So, you will sense that a strong, practical and resilient community surrounds McPherson Oval in North Wagga. Many of its folk are ‘battlers’ and that character is proudly reflected in the football club, the North Wagga Saints. North Wagga, under various names (Old Town, Stars, Saints, North Wagga-RAAF) have won eight premierships in their 135 year history.
The club nearly folded in 2007, choosing to go into recess for a year to rebuild its financial and playing stocks. With a talented crop of Under 18’s players the club could see a promising future, a vision that precipitated its move in 2008 from the Farrer League to the strong Riverina League. The realignment suited the Saints because the Riverina League had a strong Under 18’s competition. The club then successfully rebuilt from the grassroots. North Wagga rejoined the Farrer League in 2010, winning their eighth and most recent flag in 2019.
And in good times and bad, the residents and footballers have a choice of watering holes – ‘The Black Swan’ or the ‘Palm and Pawn.’
The Wagga press gave Henty a good chance of unsettling North Wagga, evidencing the Swans recent history of knocking off the previous season’s premiers.
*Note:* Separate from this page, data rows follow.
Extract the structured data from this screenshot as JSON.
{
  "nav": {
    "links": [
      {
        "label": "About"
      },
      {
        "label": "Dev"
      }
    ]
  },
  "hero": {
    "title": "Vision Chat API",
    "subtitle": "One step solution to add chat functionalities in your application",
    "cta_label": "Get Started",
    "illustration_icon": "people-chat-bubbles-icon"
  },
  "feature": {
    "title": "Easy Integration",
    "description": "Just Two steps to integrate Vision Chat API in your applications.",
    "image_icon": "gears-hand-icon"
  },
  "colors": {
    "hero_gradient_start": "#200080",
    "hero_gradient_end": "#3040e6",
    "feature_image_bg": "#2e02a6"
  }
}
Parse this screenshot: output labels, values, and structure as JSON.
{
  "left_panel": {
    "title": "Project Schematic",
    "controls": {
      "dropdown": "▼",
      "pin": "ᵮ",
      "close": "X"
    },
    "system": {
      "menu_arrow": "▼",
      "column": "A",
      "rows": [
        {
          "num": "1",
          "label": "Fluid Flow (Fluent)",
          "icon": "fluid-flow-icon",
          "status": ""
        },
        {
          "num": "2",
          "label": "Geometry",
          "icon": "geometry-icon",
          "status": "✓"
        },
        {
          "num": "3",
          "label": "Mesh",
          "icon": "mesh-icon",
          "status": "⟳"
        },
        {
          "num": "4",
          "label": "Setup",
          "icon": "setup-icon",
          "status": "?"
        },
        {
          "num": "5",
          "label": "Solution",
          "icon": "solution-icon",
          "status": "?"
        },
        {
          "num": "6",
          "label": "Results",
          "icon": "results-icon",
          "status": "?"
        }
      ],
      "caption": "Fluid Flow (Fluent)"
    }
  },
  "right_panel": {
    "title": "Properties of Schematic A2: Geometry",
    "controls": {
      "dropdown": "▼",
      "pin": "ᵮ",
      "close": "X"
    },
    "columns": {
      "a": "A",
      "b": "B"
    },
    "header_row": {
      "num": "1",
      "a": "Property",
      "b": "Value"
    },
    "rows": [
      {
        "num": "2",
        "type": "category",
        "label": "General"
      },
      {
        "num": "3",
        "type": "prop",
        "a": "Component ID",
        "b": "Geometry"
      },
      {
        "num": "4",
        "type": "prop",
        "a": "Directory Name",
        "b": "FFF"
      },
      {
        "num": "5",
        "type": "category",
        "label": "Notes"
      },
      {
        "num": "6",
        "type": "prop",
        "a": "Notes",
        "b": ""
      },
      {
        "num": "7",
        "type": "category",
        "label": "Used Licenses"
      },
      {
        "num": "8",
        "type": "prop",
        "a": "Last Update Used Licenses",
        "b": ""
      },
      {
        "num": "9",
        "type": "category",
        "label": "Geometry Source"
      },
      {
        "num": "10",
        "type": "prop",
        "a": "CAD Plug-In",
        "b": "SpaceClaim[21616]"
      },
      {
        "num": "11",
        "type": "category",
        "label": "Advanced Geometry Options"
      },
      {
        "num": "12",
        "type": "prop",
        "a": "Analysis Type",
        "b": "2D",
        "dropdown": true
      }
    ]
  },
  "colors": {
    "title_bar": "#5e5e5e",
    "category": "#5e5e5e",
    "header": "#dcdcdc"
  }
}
Dry ground conditions at MacPherson Oval provided hope for a high scoring match.
Henty made the first three quarters a struggle for the home team but eventually the floodgates opened. Five goals in the last 10 minutes of the final quarter gave North Wagga’s win a much more comfortable appearance on paper than the actual contest. Rover Ken Dash got the Saints going after the last change, while captain coach Alan Hayes showed both his brilliance and his resilience in shrugging off illness and a hamstring injury to lead his side to an impressive 52 point win.
Final scores: North Wagga 17.13 (115) defeated Henty 9.9 (73)
Around the Farrer League grounds
The Rock-Yerong Creek had a percentage-boosting win over Culcairn, winning by 93 points. Wagga enjoyed a comfortable 48 point win over Temora. Mangoplah-Cookardinia United won an evenly balanced contest against Lockhart by 15 points. Holbrook raced out of the blocks with seven first quarter goals before coasting home to a 21 point win over Collingullie.
This episode’s featured player: Alan Hayes (North Wagga)
Queensland state representative Alan Hayes, from QAFL club Mayne, moved to Coolamon (South West District League) in 1969 and left an indelible mark on the history of Australian Football in the Riverina as a star player at three clubs and a successful coach. He was a dual Gammage Medal winner (1969 and 1970). The players he beat to win the league best and fairest award were strong contenders indeed- Ricky Quade and Frank Gumbleton (1969) and Doug Priest (1970). Hayes transferred to North Wagga in 1972 and led the Saints to a drought breaking Farrer League premiership in just his second season as captain coach of the club.
Hayes was a versatile key position player who could hold down the centre half back and centre half forward positions with equal aplomb. He was a spectator’s delight with his trademark long kicking, high marking and balance on the run. ‘Hazy’ was known to set very high standards and take great attention to detail in his preparation, always wanting to perform at his best.
Alan Hayes coached the Farrer League and was the NSW vice captain in 1975. He later coached Turvey Park to the 1977 SWDFL premiership. His brother Jim, also from the Mayne Tigers, coached the Coolamon premiership side in 1970. A third brother, Ken, was attracted to the Riverina football scene where his brothers had established strong reputations. Ken came to Coolamon from the Mayne Tigers in the mid 1970s and later coached the Hoppers.